Worrying about the animals was evidently one layer of stress too many. I spent the first half of the week unable to concentrate on even basic requirements (like class), but since then I have been slowly pulling myself together again. I caught up on school, I caught up on emails and mail, I did some laundry — all the things that are usually routine. I started to focus again on The American Tour, and realized (finally) that I can’t write this chapter without more research. I can’t even figure out how to fake it without more work. I wrote to some specialty museums and got a bit of information, then write to the reference desk for the law school, and got a lot more. I do love librarians. I still haven’t found the perfect research site/material yet; but at least I have leads.

I have been reading still more crime novels, but have now run out of paper books: my preferred way to read mysteries — something about the smell of the pages. I also have run out of yarn, so watching shows in the evenings is less enjoyable. “Run out of yarn” — how does that even happen? Six weeks ago, I bought eighteen skeins of chunky yarn to knit an afghan. And I used it all up, because chunky skeins are only a hundred yards or so. Afghan done (and very attractive): now what? I ordered more yarn (from Madeline Tosh, for those of you who are yarn people) and now I wait.

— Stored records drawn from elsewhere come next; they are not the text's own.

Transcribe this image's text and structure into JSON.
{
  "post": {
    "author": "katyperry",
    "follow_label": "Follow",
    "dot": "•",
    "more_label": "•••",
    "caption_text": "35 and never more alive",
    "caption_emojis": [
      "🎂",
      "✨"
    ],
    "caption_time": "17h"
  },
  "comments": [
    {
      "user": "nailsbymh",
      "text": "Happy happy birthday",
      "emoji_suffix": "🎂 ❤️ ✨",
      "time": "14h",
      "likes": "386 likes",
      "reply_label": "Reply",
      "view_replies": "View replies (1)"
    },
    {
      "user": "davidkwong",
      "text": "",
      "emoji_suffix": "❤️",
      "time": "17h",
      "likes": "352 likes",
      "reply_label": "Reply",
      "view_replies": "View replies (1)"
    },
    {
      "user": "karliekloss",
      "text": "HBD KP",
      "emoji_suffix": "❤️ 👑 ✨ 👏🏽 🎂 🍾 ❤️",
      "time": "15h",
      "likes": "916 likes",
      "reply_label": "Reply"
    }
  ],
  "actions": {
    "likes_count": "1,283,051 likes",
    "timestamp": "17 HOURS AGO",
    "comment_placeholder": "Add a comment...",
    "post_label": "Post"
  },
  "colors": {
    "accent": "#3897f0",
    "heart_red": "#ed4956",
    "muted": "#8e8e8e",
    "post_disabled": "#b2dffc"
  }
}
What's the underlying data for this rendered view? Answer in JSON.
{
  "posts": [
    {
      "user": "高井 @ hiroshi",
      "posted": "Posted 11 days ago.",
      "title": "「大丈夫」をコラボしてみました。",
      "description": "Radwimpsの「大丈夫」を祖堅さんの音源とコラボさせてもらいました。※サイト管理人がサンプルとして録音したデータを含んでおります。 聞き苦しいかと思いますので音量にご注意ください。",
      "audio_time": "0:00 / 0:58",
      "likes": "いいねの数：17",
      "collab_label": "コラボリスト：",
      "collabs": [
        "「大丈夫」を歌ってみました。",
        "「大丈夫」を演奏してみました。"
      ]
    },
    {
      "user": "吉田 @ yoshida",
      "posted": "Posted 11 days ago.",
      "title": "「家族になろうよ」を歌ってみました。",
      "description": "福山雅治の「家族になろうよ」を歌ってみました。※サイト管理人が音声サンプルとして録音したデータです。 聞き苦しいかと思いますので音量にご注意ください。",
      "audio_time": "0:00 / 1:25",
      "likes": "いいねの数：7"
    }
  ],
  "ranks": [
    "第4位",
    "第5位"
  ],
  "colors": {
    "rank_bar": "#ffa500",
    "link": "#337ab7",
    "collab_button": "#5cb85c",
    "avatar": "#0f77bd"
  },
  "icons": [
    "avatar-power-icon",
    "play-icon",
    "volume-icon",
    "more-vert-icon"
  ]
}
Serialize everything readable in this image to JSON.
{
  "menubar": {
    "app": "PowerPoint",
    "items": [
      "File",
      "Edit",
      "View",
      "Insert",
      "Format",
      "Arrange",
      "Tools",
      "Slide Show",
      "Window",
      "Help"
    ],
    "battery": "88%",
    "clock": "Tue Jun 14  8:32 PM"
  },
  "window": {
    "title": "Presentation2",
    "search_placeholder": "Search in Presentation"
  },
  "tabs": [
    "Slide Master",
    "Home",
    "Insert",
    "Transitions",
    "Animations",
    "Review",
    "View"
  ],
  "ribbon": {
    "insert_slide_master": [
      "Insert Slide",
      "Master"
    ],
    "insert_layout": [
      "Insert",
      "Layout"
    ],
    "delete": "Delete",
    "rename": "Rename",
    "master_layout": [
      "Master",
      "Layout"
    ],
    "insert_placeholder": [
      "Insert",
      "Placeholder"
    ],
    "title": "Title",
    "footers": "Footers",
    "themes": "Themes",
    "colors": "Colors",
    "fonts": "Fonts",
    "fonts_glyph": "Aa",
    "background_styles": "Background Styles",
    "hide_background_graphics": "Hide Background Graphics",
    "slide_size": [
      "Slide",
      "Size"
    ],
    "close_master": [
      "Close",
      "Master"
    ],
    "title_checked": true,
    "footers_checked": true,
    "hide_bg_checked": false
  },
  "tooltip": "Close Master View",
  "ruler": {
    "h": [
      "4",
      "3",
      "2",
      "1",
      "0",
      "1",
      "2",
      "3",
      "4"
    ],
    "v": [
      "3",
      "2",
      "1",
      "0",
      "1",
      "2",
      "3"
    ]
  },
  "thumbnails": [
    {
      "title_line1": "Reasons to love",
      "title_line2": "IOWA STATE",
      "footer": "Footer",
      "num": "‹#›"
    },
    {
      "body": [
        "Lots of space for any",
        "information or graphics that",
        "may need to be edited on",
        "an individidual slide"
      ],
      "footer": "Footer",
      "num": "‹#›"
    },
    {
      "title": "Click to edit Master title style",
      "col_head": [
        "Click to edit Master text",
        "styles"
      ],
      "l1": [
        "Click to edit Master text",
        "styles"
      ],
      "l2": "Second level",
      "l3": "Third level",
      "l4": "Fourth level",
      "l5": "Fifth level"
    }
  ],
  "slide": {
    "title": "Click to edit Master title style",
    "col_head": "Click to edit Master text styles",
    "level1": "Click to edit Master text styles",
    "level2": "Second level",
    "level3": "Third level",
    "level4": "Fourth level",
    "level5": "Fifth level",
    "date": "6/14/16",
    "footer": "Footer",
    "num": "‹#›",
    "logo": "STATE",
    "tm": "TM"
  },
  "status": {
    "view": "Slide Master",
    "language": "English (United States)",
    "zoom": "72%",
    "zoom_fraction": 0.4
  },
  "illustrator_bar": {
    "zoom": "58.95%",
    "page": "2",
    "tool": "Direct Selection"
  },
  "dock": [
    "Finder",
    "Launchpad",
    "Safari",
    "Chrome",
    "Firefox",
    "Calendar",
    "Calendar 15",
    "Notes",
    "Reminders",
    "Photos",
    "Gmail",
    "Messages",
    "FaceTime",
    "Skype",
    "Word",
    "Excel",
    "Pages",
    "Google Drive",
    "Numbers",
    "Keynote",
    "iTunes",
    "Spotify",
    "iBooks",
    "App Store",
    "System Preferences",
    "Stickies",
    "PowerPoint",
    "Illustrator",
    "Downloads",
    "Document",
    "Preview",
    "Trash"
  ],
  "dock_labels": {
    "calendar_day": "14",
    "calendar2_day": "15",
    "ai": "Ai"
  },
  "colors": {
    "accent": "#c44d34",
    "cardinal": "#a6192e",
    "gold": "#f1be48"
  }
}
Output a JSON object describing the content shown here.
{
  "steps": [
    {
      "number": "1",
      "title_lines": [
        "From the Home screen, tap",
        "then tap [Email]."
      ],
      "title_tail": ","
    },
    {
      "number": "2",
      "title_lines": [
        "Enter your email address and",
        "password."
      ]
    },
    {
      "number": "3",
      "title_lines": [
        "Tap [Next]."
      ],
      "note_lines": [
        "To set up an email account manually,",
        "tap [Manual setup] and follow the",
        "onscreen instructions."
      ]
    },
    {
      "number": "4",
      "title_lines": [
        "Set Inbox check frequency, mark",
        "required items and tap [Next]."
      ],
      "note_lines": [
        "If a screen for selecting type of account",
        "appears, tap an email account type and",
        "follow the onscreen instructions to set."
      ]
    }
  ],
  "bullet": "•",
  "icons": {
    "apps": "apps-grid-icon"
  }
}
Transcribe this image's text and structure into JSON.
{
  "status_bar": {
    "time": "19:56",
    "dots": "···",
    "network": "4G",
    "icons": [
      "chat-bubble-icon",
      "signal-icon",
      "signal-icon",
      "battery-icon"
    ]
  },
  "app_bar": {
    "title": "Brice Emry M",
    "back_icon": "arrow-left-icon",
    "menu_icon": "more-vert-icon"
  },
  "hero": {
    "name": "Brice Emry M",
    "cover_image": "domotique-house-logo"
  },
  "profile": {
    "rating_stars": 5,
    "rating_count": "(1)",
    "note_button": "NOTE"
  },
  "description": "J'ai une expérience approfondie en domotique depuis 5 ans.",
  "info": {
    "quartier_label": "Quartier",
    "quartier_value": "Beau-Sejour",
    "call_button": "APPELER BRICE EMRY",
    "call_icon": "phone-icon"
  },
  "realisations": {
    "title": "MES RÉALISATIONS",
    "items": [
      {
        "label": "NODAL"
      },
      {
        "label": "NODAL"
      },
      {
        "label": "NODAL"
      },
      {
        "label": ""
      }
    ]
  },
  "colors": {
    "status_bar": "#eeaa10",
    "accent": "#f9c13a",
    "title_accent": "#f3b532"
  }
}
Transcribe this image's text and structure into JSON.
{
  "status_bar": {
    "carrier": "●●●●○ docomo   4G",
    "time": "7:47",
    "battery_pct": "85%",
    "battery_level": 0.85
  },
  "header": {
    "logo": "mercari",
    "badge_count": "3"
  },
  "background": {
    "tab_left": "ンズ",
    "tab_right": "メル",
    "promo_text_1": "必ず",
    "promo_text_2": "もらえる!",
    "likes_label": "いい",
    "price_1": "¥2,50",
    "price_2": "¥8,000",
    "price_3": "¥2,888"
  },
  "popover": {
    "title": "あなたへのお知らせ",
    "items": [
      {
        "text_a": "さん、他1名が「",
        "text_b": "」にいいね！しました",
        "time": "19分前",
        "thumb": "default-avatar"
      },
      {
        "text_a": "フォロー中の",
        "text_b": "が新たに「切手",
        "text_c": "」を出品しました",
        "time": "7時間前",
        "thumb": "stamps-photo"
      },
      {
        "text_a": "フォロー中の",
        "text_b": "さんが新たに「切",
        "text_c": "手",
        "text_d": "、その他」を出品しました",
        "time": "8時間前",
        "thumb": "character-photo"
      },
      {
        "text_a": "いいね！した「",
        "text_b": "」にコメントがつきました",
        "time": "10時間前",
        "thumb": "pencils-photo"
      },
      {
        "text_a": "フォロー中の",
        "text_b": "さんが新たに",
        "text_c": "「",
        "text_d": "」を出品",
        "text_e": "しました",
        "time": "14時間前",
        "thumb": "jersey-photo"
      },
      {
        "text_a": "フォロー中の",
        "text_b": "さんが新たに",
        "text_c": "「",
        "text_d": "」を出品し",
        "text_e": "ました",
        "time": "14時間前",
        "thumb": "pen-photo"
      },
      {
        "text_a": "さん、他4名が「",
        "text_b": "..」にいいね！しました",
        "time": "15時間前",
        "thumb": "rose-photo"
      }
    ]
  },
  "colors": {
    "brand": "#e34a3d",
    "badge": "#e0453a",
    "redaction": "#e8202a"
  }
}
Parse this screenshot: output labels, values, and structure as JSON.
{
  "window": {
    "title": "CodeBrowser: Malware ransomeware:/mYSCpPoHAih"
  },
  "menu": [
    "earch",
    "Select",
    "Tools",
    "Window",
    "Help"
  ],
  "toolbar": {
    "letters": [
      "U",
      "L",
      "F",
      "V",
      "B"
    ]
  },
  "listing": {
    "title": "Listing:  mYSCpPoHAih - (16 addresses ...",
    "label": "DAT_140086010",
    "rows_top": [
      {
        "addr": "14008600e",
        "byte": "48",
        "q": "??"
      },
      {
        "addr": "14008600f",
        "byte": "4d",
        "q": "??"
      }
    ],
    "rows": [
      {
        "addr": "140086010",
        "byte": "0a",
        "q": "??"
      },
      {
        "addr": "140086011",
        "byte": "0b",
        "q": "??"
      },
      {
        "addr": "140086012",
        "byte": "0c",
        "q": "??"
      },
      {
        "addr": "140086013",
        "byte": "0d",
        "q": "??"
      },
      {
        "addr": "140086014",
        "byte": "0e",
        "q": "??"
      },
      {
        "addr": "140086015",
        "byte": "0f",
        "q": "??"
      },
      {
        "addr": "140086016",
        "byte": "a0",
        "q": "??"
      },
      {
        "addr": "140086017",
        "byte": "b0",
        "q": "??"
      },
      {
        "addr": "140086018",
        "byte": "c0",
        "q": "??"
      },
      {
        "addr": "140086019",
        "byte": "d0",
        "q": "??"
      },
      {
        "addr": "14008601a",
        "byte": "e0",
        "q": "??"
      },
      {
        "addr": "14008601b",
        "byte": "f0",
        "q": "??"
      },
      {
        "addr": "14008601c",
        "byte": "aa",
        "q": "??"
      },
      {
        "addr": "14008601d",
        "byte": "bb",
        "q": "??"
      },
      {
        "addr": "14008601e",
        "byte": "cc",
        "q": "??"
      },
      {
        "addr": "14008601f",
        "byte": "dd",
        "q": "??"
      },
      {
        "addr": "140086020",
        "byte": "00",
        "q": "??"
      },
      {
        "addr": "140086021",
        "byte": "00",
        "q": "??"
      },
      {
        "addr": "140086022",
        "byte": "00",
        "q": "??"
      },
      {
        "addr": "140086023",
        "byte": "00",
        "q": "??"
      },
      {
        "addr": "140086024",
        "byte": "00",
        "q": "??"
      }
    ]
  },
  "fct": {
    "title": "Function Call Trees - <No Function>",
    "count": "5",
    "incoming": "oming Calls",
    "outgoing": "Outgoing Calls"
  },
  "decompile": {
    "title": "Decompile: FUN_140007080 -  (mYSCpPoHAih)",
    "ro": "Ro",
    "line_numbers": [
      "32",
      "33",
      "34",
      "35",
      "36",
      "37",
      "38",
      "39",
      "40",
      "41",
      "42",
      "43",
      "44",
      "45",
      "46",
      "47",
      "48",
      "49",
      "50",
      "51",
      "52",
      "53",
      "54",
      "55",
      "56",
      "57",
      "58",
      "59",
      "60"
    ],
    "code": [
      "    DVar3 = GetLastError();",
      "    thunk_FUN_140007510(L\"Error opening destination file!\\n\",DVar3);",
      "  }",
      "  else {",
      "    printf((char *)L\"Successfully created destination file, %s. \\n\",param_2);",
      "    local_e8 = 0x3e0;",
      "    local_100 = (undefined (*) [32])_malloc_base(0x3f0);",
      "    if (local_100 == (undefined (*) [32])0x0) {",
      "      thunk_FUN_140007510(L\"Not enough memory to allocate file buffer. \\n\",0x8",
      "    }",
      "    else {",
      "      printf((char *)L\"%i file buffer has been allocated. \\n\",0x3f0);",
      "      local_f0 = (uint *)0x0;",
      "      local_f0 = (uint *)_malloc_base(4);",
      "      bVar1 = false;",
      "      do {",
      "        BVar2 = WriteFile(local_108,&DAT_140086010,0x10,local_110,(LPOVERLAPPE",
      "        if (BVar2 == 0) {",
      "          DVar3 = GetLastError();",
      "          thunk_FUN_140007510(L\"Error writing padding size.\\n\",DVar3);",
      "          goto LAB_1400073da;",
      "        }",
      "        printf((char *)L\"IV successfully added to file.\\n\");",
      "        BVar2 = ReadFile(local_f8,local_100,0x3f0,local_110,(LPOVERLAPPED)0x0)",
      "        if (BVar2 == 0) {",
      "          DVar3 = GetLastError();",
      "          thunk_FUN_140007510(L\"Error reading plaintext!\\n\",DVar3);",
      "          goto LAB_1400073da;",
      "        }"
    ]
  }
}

Interesting and fun: I was contacted by an Iranian press about translating The Dream-quest of Vellitt Boe into Farsi. The most unusual translation for which I was paid, remains Klingon.